Peugeot reveals hybrid WEC Hypercar powertrain

Published: 14 December 2020

► Peugeot returns to Le Mans under hypercar regs
► Won the race in 2009
► Looks like a modern 905

Peugeot has revealed details of the hybrid powertrain that’ll sit in its forthcoming WEC car. Called the Peugeot Hybrid4 500KW, it’ll consist a formula we’re getting more used to: a V6 turbo along with a beefy electric motor.  

In this case, Peugeot has opted for a twin-turbo 2.6-litre V6 that’ll drive the rear wheels with 500KW or 671bhp. It’ll be mid-mounted, weigh 165kg and will be mated to a sequential seven-speed ‘box. The front axle is powered by 200KW or 268bhp motor, that Peugeot is adamant has been developed with road car expertise.

WEC rules currently cap this progressive element of the car at 200KW, but this’ll likely be down to cost-saving.

So far, so simple

The car is capped to 500KW at almost all times; that means when the 200KW front-mounted electric motor is engaged, the ICE can produce no more than 300KW. Further rules mean the electric motor can only be engaged above 74.6mph - except in the pits where speed is restricted to just 37.2mph. In that case, EV power, petrol power or a combination of the two is apparently fine. 

Finally, hypercar rules do allow the system to ICE to run at 515KW, but only at the end of straights when the battery is depleted. In this sense, it can be seen as an 'alternator mode.'

Like F1’s hybrid system, this motor will be able to capture energy via a sophisticated brake-by-wire system, but unlike the one used by Mercedes-AMG et al this year, it’ll give the car four-wheel drive capability when deployed.  
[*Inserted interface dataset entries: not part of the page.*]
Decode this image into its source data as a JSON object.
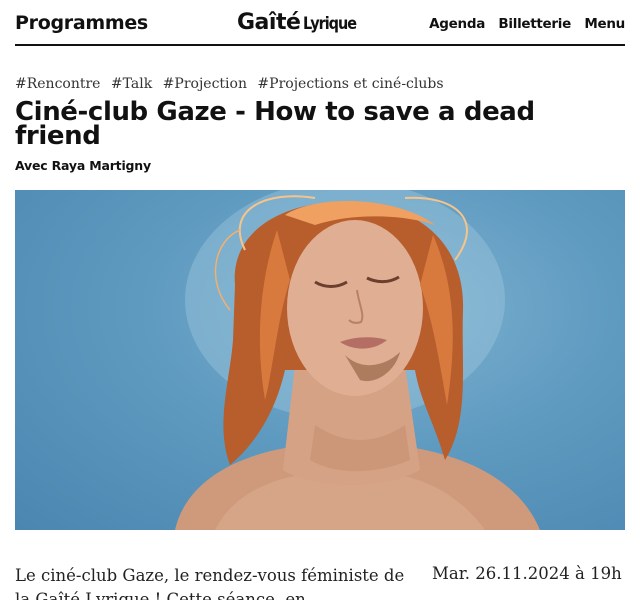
{
  "header": {
    "programmes_label": "Programmes",
    "logo_main": "Gaîté",
    "logo_sub": "Lyrique",
    "nav": [
      {
        "label": "Agenda"
      },
      {
        "label": "Billetterie"
      },
      {
        "label": "Menu"
      }
    ]
  },
  "event": {
    "tags": [
      "#Rencontre",
      "#Talk",
      "#Projection",
      "#Projections et ciné-clubs"
    ],
    "title": "Ciné-club Gaze - How to save a dead friend",
    "subtitle": "Avec Raya Martigny",
    "intro": "Le ciné-club Gaze, le rendez-vous féministe de la Gaîté Lyrique ! Cette séance, en",
    "date": "Mar. 26.11.2024 à 19h"
  },
  "colors": {
    "text": "#111111",
    "hero_background": "#5f9ac0",
    "hair": "#c86a35",
    "skin": "#d9a486"
  }
}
A high-performance 900V battery is at the heart of these energy transactions; encased in a carbon cell within the monocoque it’s designed cope with huge power transfers for a 24-hour period. It’ll be assembled by Peugeot Sport in a new facility outside Paris, but homologated by Total.
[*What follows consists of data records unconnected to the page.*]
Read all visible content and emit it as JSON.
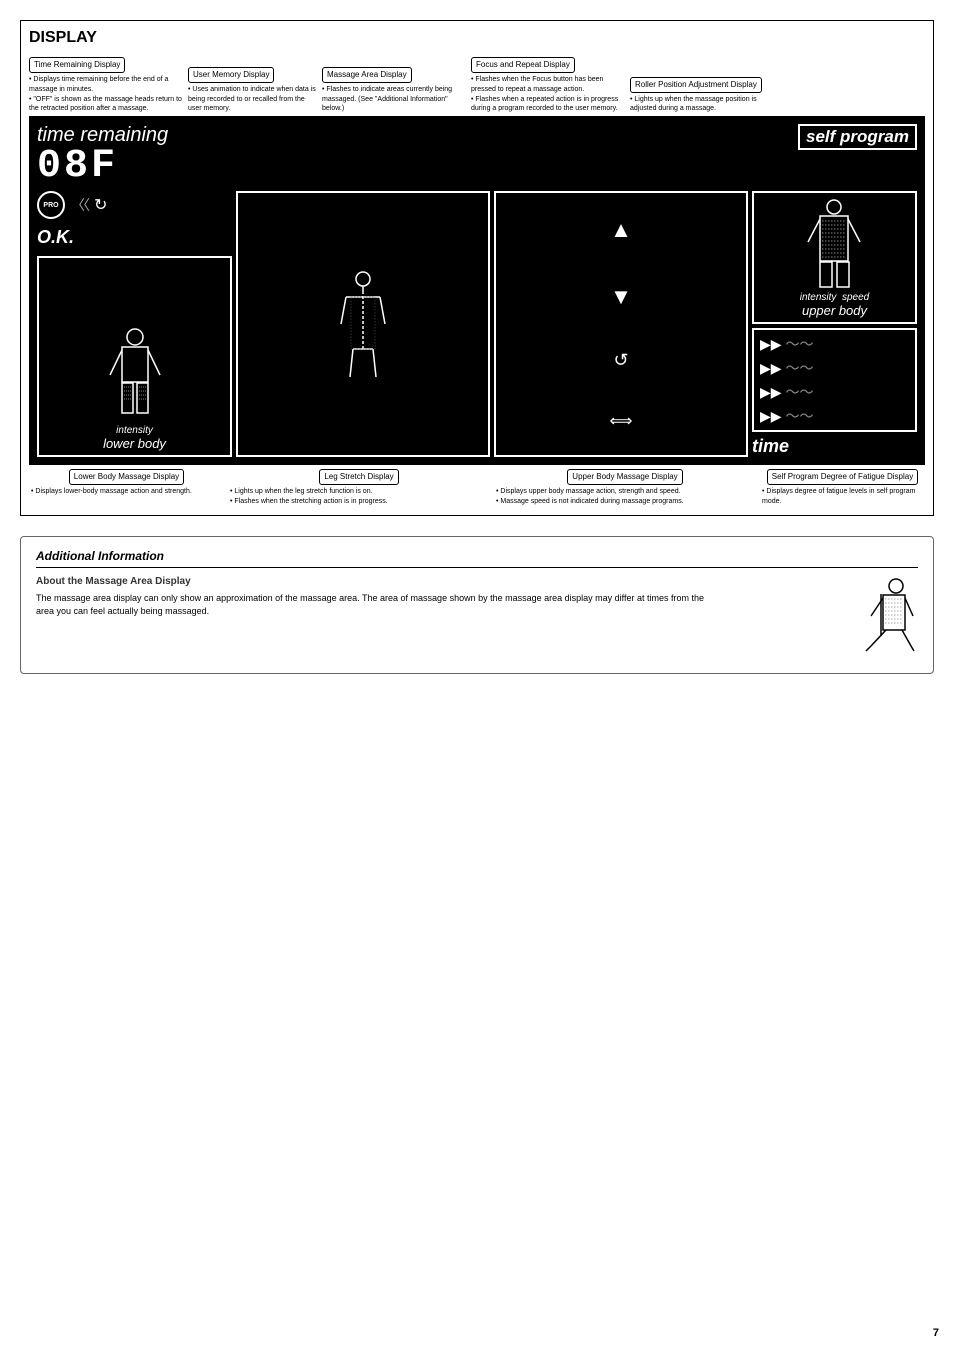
{
  "page": {
    "number": "7"
  },
  "display_section": {
    "title": "DISPLAY",
    "top_labels": [
      {
        "id": "time-remaining-display",
        "title": "Time Remaining Display",
        "desc": [
          "Displays time remaining before the end of a massage in minutes.",
          "\"OFF\" is shown as the massage heads return to the retracted position after a massage."
        ]
      },
      {
        "id": "user-memory-display",
        "title": "User Memory Display",
        "desc": [
          "Uses animation to indicate when data is being recorded to or recalled from the user memory."
        ]
      },
      {
        "id": "massage-area-display",
        "title": "Massage Area Display",
        "desc": [
          "Flashes to indicate areas currently being massaged. (See \"Additional Information\" below.)"
        ]
      },
      {
        "id": "focus-repeat-display",
        "title": "Focus and Repeat Display",
        "desc": [
          "Flashes when the Focus button has been pressed to repeat a massage action.",
          "Flashes when a repeated action is in progress during a program recorded to the user memory."
        ]
      },
      {
        "id": "roller-position-display",
        "title": "Roller Position Adjustment Display",
        "desc": [
          "Lights up when the massage position is adjusted during a massage."
        ]
      }
    ],
    "panel": {
      "time_remaining_text": "time remaining",
      "digit_display": "08F",
      "self_program_text": "self program",
      "ok_text": "O.K.",
      "pro_text": "PRO",
      "intensity_lower": "intensity",
      "lower_body_text": "lower body",
      "intensity_upper": "intensity",
      "speed_text": "speed",
      "upper_body_text": "upper body",
      "time_text": "time"
    },
    "bottom_labels": [
      {
        "id": "lower-body-massage-display",
        "title": "Lower Body Massage Display",
        "desc": [
          "Displays lower-body massage action and strength."
        ]
      },
      {
        "id": "leg-stretch-display",
        "title": "Leg Stretch Display",
        "desc": [
          "Lights up when the leg stretch function is on.",
          "Flashes when the stretching action is in progress."
        ]
      },
      {
        "id": "upper-body-massage-display",
        "title": "Upper Body Massage Display",
        "desc": [
          "Displays upper body massage action, strength and speed.",
          "Massage speed is not indicated during massage programs."
        ]
      },
      {
        "id": "fatigue-display",
        "title": "Self Program Degree of Fatigue Display",
        "desc": [
          "Displays degree of fatigue levels in self program mode."
        ]
      }
    ]
  },
  "additional_info": {
    "section_title": "Additional Information",
    "subtitle": "About the Massage Area Display",
    "body": "The massage area display can only show an approximation of the massage area. The area of massage shown by the massage area display may differ at times from the area you can feel actually being massaged."
  }
}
What will it look like

Peugeot’s entry will be based around the new-for-2022 hypercar category and will therefore rub shoulders with entries from Toyota and Glickenhaus. Aston Martin has pulled out for the moment, citing its recent financial troubles. 

The hypercar class: what you need to know

What form that performance will take remains to be seen: Peugeot has released a couple of shadowy pictures of its new racer, but it does look promising. We do know the car will be heavier than what we’re used to from the LMP1 class, but it should look good; there’s definitely a hint of 905 Evo in the forthcoming car’s extruding rear spoiler.  

‘Le Mans is the holy grail of the automobile world’, says Jean Philippe Imparato, Peugeot CEO. ’This category unites our entire company and all of our entities, with features and technologies similar to those of our production cars.'

‘To this date, we have confirmed part of the aerodynamic concept, the engine framework has been decided and we have chosen the functionality of the hybrid system and its fundamental design,’ said Olivier Jansonnie, technical director of the brand’s WEC program. ‘We still have several steps left before our debut in endurance in 2022, in studies, the production of prototypes and finally, affirmation on the bench and on the track.’

By Curtis Moldrich

CAR's online editor and racing-sim enthusiast